EXERCISE OBJECTIVE — Lines containing the word "icon" in the data below: say how many, with no other text.

Data records for software interfaces:
== Segment start ==

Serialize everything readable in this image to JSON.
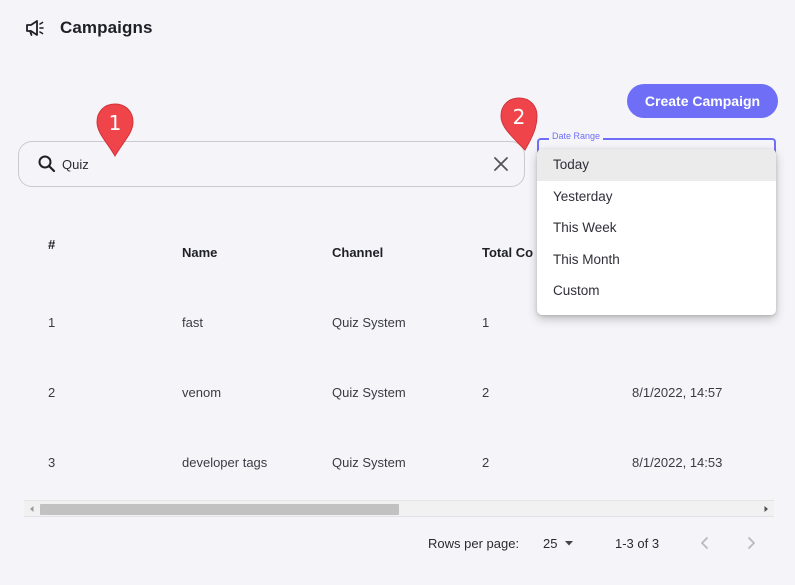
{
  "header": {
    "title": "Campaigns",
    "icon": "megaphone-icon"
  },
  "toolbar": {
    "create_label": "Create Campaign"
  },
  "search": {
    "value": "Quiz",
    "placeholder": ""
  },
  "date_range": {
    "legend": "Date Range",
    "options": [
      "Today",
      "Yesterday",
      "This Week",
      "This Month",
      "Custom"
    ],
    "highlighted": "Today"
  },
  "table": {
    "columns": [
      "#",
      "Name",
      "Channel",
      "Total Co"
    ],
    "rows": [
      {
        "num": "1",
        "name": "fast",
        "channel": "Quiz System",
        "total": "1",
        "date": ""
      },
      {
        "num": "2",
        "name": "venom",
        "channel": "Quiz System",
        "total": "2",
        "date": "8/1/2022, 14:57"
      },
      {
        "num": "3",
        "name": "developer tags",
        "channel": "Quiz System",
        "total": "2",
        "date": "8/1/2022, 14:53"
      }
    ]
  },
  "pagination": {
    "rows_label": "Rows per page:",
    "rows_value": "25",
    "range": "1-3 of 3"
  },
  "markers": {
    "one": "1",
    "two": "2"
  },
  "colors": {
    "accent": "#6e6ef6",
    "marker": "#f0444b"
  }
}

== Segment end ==
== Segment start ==

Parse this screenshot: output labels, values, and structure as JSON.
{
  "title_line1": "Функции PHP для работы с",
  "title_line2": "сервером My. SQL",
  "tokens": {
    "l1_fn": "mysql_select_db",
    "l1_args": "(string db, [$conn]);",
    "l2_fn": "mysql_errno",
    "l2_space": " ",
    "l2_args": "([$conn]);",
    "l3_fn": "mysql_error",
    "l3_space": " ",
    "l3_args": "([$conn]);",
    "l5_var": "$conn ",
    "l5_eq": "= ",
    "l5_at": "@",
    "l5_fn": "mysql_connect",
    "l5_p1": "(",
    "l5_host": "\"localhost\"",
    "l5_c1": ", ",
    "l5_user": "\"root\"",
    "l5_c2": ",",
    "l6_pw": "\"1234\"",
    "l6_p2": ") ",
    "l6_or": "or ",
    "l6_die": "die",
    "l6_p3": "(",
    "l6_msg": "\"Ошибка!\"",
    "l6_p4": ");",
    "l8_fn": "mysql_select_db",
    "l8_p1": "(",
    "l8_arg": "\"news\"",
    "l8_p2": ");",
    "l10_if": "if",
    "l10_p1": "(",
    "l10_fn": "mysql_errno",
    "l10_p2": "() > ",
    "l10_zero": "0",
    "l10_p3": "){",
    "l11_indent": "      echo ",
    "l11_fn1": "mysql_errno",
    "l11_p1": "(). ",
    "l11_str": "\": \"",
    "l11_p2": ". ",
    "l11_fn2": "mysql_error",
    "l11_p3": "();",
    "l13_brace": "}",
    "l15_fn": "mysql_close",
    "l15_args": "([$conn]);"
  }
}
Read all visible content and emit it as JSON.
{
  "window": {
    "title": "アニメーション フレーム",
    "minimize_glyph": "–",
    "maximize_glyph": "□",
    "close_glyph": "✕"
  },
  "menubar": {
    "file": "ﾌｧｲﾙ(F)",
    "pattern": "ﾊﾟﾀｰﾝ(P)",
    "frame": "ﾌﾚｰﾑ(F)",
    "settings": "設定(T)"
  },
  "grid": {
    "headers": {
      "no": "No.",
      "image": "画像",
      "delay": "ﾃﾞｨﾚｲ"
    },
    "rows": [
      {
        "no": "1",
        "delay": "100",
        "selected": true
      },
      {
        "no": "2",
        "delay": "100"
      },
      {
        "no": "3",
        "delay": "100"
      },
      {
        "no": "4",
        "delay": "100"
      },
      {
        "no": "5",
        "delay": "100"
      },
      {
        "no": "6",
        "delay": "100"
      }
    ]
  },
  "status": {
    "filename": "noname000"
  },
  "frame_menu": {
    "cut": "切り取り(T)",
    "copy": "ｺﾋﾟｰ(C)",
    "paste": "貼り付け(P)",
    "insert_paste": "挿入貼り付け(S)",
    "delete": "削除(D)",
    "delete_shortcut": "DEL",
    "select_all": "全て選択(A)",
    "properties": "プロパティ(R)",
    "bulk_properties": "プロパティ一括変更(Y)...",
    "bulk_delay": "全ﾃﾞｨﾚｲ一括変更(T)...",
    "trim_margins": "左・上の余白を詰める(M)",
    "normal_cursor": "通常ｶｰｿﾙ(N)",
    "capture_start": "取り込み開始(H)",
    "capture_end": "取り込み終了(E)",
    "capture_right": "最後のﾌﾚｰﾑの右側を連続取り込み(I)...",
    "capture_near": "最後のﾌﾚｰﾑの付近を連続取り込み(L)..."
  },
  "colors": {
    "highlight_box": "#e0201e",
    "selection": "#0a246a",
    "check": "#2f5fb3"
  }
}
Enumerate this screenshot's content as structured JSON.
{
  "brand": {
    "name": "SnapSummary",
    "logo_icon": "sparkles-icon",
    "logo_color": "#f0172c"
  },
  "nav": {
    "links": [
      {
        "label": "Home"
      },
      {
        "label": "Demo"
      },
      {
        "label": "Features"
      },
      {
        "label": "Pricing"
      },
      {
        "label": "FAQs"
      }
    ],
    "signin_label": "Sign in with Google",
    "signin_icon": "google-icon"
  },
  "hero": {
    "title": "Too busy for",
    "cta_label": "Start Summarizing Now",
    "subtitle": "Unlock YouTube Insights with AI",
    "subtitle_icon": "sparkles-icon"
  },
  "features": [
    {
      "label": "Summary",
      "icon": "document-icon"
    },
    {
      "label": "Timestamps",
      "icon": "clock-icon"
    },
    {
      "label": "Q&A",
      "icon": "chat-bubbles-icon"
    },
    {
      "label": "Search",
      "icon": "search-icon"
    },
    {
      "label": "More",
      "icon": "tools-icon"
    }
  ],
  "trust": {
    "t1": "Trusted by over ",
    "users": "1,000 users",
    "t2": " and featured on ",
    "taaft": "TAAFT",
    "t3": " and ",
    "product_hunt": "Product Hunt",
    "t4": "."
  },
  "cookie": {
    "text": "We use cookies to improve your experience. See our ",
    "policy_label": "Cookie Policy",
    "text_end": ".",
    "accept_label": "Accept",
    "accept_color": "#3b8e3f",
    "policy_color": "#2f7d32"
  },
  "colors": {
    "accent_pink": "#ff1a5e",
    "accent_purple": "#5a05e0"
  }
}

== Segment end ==

RESULT OF THE EXERCISE — 9